Provided data
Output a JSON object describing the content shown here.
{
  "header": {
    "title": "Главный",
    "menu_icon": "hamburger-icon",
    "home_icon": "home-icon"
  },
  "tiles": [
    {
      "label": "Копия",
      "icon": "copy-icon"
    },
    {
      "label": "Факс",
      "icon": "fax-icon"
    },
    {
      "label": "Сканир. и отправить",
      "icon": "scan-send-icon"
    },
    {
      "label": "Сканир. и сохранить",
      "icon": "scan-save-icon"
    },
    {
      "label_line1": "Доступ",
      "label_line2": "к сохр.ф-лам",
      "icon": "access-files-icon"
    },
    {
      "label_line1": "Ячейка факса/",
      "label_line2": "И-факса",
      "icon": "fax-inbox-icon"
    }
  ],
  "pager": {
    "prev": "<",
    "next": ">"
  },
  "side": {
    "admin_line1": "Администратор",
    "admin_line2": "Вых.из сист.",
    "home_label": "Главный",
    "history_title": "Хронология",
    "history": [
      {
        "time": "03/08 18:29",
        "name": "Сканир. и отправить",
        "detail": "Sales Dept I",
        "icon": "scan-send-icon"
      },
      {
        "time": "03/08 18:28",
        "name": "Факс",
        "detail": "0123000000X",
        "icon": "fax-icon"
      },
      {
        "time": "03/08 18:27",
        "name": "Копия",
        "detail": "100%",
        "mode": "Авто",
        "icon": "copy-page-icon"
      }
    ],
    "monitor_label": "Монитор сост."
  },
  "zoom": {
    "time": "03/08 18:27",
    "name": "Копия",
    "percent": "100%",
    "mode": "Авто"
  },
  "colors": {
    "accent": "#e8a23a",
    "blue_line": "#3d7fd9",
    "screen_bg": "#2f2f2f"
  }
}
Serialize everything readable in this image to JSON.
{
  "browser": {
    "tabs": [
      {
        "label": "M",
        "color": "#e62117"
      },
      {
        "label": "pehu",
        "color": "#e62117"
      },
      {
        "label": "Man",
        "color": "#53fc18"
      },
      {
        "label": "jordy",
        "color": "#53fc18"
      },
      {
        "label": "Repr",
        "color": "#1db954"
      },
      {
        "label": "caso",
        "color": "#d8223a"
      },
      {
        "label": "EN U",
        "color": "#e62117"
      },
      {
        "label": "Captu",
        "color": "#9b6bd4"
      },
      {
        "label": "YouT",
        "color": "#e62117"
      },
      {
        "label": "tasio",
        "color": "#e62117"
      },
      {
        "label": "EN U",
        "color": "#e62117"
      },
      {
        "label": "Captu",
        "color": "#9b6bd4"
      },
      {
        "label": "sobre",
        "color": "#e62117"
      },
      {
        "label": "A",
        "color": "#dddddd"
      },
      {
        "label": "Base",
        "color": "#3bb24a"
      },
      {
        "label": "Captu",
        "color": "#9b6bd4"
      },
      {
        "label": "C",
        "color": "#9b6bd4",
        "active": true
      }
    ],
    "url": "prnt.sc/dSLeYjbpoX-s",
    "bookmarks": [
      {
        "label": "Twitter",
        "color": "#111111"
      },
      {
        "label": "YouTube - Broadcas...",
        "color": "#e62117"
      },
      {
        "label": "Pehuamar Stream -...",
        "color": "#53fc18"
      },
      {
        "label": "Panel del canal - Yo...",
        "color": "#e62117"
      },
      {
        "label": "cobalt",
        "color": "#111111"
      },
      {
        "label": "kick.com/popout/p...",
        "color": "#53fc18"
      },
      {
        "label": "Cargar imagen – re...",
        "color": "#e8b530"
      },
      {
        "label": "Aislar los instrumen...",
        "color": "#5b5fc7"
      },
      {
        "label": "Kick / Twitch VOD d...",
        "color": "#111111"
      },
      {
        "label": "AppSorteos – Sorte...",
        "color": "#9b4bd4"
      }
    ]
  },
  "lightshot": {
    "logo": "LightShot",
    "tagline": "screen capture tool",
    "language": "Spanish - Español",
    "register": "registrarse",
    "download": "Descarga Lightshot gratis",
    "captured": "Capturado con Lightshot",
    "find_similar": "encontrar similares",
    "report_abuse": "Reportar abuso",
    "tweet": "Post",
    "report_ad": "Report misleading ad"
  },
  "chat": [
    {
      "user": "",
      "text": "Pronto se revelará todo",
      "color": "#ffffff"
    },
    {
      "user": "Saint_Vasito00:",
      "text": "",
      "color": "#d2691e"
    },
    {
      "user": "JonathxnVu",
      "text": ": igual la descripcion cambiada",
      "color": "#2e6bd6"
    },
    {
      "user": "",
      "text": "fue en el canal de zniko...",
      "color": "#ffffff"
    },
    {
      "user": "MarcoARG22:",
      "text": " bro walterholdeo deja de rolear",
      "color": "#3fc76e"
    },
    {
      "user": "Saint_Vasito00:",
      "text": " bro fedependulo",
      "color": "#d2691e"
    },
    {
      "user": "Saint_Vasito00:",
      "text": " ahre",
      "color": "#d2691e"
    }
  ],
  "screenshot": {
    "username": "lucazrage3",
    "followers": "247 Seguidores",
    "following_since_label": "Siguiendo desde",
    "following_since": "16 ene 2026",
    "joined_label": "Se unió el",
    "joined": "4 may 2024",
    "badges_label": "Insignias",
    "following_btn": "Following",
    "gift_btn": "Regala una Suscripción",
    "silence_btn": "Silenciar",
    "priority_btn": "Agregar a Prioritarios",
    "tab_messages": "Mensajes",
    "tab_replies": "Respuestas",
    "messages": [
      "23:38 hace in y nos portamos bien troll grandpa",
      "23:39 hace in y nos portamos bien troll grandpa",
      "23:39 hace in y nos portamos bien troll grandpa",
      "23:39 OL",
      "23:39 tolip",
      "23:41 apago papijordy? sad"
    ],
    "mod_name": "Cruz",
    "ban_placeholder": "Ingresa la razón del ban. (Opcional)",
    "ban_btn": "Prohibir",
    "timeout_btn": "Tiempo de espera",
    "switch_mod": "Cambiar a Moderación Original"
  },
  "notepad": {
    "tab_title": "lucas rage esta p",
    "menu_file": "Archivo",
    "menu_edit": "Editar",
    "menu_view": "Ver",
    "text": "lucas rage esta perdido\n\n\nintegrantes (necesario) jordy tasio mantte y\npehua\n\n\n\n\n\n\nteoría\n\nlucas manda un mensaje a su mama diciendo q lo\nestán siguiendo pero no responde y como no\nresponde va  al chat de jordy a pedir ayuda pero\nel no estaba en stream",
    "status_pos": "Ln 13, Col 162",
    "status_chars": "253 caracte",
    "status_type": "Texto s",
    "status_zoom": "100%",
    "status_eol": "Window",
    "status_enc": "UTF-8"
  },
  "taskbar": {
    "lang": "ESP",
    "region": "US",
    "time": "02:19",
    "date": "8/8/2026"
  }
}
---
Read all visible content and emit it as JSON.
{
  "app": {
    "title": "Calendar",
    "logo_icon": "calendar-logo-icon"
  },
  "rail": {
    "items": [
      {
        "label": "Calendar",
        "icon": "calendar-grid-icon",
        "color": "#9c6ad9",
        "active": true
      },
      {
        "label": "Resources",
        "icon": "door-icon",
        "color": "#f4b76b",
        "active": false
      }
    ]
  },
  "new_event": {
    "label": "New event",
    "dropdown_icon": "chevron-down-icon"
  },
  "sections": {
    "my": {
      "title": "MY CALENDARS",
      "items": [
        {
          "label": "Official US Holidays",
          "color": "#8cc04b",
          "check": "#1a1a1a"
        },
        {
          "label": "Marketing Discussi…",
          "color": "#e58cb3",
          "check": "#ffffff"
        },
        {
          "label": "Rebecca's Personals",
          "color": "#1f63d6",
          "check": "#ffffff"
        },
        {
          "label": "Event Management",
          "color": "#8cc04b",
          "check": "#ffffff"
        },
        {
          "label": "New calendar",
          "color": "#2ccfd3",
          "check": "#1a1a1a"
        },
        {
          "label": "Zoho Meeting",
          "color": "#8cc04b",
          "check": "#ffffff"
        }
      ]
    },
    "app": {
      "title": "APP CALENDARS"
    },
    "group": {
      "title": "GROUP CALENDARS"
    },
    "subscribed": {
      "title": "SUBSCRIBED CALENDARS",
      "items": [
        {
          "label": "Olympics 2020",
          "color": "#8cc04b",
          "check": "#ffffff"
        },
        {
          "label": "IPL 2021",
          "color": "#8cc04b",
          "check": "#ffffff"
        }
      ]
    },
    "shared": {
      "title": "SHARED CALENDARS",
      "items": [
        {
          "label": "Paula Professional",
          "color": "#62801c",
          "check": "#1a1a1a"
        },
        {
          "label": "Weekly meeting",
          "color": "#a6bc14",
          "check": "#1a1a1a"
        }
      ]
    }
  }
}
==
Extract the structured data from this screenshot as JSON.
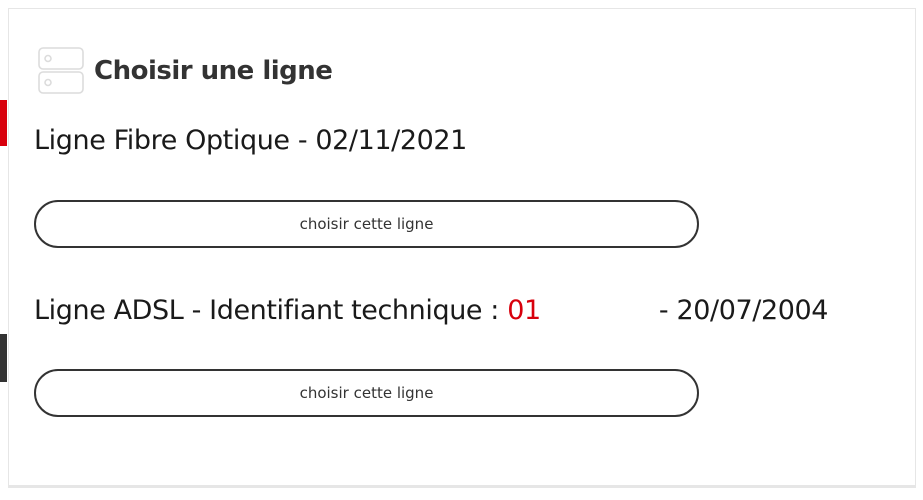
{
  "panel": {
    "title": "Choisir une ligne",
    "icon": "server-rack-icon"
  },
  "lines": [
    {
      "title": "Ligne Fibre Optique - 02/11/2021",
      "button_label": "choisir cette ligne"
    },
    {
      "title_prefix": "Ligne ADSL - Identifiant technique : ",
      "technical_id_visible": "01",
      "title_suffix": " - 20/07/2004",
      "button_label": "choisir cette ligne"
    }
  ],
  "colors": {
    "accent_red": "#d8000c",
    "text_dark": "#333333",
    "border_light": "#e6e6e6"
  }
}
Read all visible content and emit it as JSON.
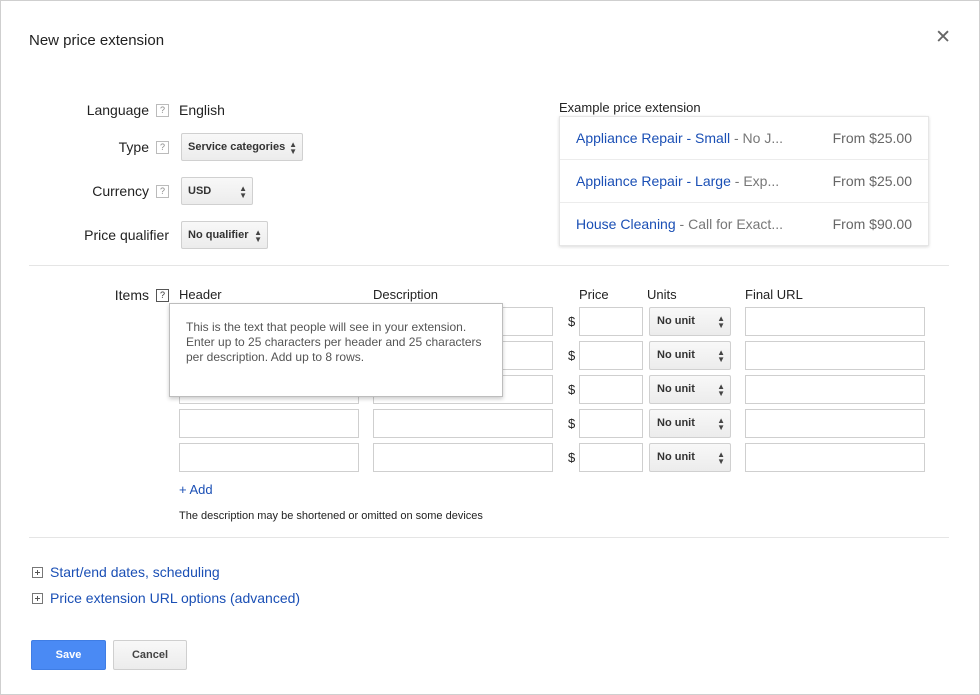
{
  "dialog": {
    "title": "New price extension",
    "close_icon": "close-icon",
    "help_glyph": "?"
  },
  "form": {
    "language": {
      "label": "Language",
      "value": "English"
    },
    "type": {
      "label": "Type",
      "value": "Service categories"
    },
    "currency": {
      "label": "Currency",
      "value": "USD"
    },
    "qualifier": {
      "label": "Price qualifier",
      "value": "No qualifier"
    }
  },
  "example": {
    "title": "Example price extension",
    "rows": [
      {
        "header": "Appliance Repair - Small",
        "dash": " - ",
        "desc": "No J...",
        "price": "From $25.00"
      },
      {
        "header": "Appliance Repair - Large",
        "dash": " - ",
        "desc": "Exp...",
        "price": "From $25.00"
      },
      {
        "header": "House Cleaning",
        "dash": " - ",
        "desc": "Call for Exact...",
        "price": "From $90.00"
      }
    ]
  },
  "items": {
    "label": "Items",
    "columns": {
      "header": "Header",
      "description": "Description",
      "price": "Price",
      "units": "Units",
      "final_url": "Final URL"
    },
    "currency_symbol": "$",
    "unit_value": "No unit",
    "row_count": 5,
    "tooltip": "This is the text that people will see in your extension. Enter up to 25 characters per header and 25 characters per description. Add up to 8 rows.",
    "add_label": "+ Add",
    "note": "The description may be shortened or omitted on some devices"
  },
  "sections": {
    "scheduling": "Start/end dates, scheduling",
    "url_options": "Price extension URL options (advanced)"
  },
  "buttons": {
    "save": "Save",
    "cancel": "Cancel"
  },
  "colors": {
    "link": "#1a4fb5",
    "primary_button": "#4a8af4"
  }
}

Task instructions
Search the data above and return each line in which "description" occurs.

Solution for this exercise
      "description": "Description",
    "tooltip": "This is the text that people will see in your extension. Enter up to 25 characters per header and 25 characters per description. Add up to 8 rows.",
    "note": "The description may be shortened or omitted on some devices"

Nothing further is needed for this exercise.